◆ **ACTION ITEM**:
Here is a block of records. Copy every line in it that includes "more".

Collection entries:
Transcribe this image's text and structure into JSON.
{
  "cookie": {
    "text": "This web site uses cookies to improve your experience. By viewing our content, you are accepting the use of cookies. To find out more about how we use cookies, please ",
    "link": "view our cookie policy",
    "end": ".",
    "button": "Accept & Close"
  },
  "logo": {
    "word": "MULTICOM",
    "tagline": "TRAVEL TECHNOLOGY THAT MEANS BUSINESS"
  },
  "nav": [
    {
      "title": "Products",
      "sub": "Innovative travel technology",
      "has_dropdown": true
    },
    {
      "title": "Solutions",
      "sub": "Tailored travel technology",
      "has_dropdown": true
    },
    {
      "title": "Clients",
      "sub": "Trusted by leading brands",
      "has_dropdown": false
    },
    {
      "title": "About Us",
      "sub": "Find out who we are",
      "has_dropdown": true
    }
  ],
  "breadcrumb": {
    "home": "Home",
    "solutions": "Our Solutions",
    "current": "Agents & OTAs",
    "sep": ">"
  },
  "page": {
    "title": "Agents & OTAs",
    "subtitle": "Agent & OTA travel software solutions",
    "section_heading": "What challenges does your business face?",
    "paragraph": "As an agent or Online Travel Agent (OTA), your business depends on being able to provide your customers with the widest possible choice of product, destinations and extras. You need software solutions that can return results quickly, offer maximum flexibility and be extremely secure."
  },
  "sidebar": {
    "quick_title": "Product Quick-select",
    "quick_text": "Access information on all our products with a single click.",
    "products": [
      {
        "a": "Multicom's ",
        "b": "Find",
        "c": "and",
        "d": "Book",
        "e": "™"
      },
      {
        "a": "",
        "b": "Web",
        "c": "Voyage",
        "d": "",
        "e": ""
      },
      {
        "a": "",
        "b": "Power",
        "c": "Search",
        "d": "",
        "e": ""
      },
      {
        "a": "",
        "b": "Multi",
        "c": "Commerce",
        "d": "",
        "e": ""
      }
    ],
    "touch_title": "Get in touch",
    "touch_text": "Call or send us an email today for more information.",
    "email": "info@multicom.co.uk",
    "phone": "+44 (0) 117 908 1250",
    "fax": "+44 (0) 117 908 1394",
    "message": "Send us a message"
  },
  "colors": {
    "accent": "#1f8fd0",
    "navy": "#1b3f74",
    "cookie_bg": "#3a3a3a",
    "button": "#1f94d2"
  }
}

◆ **YOUR SOLUTION**:
    "text": "This web site uses cookies to improve your experience. By viewing our content, you are accepting the use of cookies. To find out more about how we use cookies, please ",
    "touch_text": "Call or send us an email today for more information.",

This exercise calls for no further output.